%%

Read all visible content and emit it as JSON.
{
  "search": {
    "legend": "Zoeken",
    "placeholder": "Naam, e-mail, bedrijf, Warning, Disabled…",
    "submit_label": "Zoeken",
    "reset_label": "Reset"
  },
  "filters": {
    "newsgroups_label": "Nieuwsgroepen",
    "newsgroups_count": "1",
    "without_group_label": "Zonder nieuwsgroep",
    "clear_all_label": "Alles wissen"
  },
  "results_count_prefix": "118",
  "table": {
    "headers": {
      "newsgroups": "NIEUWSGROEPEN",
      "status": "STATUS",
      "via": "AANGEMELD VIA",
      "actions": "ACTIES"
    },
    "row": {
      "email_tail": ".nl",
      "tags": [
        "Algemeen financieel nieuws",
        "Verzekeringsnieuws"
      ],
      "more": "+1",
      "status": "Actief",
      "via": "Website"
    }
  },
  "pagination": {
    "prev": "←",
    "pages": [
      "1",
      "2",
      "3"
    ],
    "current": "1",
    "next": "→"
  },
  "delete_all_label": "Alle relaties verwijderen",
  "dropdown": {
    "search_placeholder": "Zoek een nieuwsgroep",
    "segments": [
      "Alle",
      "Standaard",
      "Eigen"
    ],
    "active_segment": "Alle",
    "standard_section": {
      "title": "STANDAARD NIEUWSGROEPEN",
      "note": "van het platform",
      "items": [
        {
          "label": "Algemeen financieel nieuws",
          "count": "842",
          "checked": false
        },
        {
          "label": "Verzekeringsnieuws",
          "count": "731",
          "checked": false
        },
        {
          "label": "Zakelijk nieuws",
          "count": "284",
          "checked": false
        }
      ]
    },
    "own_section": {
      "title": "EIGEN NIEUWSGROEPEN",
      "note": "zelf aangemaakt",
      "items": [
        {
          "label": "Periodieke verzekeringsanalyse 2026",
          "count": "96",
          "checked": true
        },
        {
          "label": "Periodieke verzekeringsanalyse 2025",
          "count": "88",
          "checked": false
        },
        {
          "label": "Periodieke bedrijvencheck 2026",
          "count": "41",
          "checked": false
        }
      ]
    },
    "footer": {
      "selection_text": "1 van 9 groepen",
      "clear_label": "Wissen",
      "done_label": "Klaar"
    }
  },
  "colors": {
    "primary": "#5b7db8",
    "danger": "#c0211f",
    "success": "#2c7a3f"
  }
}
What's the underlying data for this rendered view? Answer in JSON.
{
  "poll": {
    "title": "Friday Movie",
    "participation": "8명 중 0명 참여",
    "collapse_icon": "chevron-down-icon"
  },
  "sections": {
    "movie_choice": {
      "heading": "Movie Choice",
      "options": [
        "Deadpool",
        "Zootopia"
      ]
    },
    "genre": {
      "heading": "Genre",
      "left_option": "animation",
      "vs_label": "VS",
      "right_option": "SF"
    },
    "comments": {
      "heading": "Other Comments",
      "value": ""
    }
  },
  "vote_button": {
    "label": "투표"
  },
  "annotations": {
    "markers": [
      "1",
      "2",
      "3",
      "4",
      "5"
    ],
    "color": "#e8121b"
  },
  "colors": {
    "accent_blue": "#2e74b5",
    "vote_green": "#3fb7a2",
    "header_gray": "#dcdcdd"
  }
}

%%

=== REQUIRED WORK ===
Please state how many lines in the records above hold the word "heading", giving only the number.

=== WRITTEN SOLUTION ===
3